China-Europe-America Collaboration Essential for Global Carbon Neutrality
When China, Europe and the U.S. work together, they can solve the most complex problems and contribute to the advancement of humankind.
“Environmental challenges are not a figment of our imaginations, but a key issue of mankind’s future,” Laurent Fabius, former French Prime Minister and one of the leaders who helped make the 2015 Paris UN Climate Change Conference a success, said when pointing out what is at stake at a recent webinar.
Fabius stressed that efforts should focus on the near future, particularly on the next UN climate change conferences, because climate action is a race against time. He added that the status quo is not a cause for pessimism but, on the contrary, a call for more ambitious and urgent actions.

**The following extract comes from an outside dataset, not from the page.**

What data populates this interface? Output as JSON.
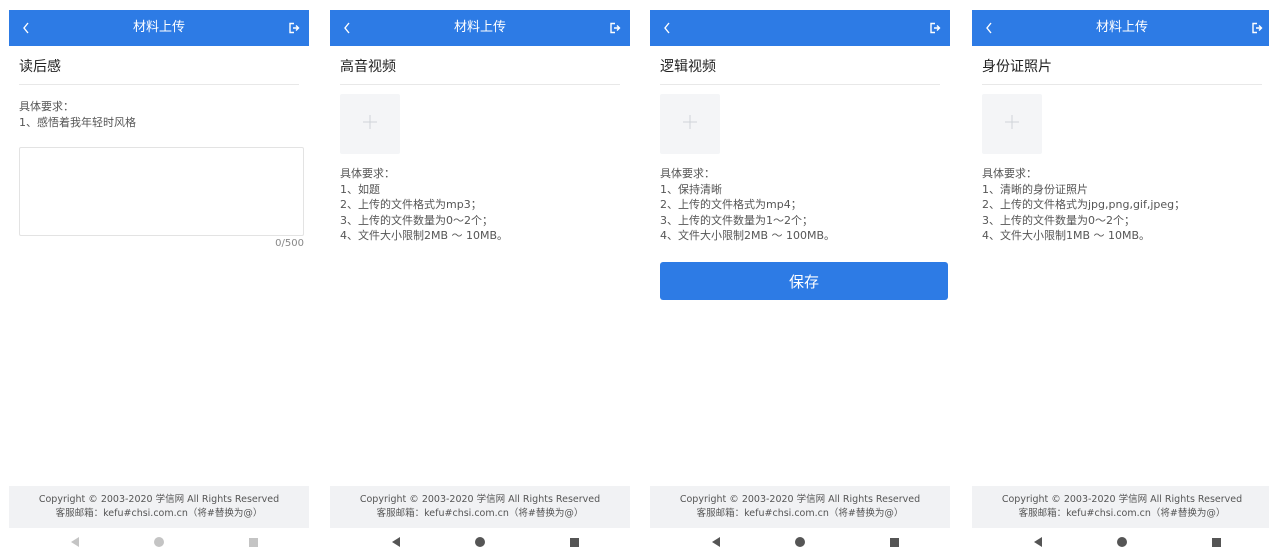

The webinar, known as the first dialogue of the China-Europe-America Net-Zero Transition Platform, took place on December 20–two months after the UN Climate Change Conference in Glasgow, and gathered 40 speakers from 10 different countries.
As part of the China-Europe-America Global Initiative, it highlighted the importance of partnerships between governments, the private sector and civil society.
In the words of David Gosset, founder of the China-Europe-America Global Initiative, “when China, Europe and the U.S. work together, they can solve the most complex problems and contribute to the advancement of humankind.”
Other participants echoed their calls for international cooperation and partnerships.
While noting China is intensifying its efforts to address climate change, Du Zhanyuan, President of China International Communications Group, expressed his hopes for the world to uphold multilateralism in the battle as well as for other countries and regions, especially Europe and the U.S., to take prompt and effective steps to fulfill their commitments and ensure the global goal of net-zero emission is achieved on schedule.
Javier Solana, former High Representative of the European Union for Foreign Affairs and Security Policy, connected climate change with security. “One of my main worries for the future of humanity is whether we will be able to cooperate in tackling the climate crisis–the greatest threat to international peace and security,” the former top EU diplomat said.
Gian Maria Gros-Pietro, Chairman of Intesa Sanpaolo, explained the importance of green finance in the transition toward sustainability.
Gros-Pietro, leader of one of Europe’s largest banks, clarified, “Financial institutions will have a primary responsibility for channeling private and public savings, market and sovereign financial resources, toward sustainable goals.”
Despite all the difficulties, progress is being made on the path to a greener economy, Joan McEntee, former Under Secretary with the U.S. Department of Commerce, said.
China and the U.S. issued a joint declaration on enhancing climate action in the 2020s on the sidelines of the UN Climate Change Conference in Glasgow on November 10. They promised to collaborate in areas such as regulatory frameworks, green design and renewable resource utilization, while agreeing to set up a working group to advance bilateral and multilateral climate cooperation.